(Website and app data records)
-----
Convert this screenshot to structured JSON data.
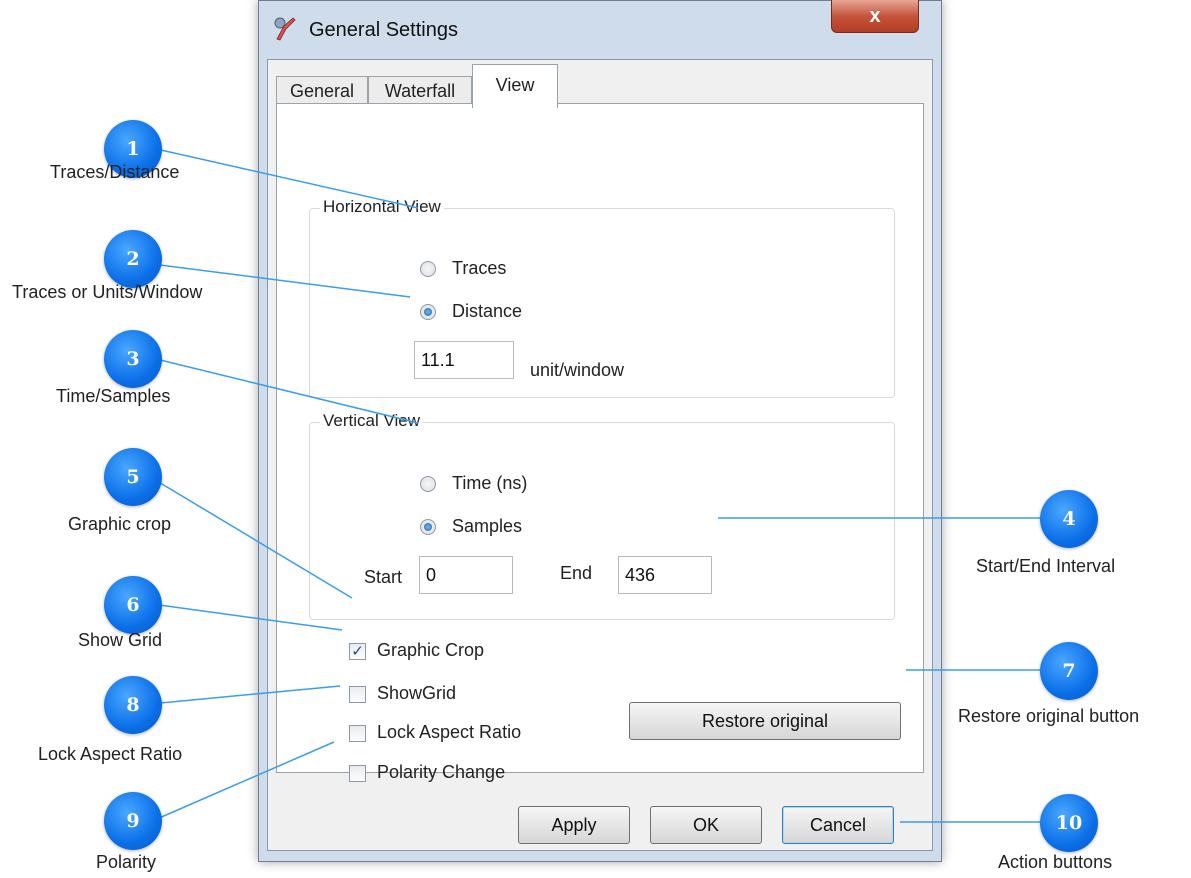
{
  "window": {
    "title": "General Settings",
    "close_label": "x"
  },
  "tabs": [
    {
      "label": "General"
    },
    {
      "label": "Waterfall"
    },
    {
      "label": "View"
    }
  ],
  "horizontal_view": {
    "title": "Horizontal View",
    "options": [
      {
        "label": "Traces",
        "checked": false
      },
      {
        "label": "Distance",
        "checked": true
      }
    ],
    "value": "11.1",
    "unit_label": "unit/window"
  },
  "vertical_view": {
    "title": "Vertical View",
    "options": [
      {
        "label": "Time (ns)",
        "checked": false
      },
      {
        "label": "Samples",
        "checked": true
      }
    ],
    "start_label": "Start",
    "start_value": "0",
    "end_label": "End",
    "end_value": "436"
  },
  "checkboxes": [
    {
      "label": "Graphic Crop",
      "checked": true
    },
    {
      "label": "ShowGrid",
      "checked": false
    },
    {
      "label": "Lock Aspect Ratio",
      "checked": false
    },
    {
      "label": "Polarity Change",
      "checked": false
    }
  ],
  "restore_label": "Restore original",
  "buttons": {
    "apply": "Apply",
    "ok": "OK",
    "cancel": "Cancel"
  },
  "annotations": [
    {
      "number": "1",
      "label": "Traces/Distance"
    },
    {
      "number": "2",
      "label": "Traces or Units/Window"
    },
    {
      "number": "3",
      "label": "Time/Samples"
    },
    {
      "number": "4",
      "label": "Start/End Interval"
    },
    {
      "number": "5",
      "label": "Graphic crop"
    },
    {
      "number": "6",
      "label": "Show Grid"
    },
    {
      "number": "7",
      "label": "Restore original button"
    },
    {
      "number": "8",
      "label": "Lock Aspect Ratio"
    },
    {
      "number": "9",
      "label": "Polarity"
    },
    {
      "number": "10",
      "label": "Action buttons"
    }
  ],
  "colors": {
    "bubble": "#0b6fe8",
    "callout_line": "#3a9ee8"
  }
}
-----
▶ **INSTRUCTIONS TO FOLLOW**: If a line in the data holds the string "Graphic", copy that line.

▶ **TASK RESPONSE**:
      "label": "Graphic Crop",
      "label": "Graphic crop"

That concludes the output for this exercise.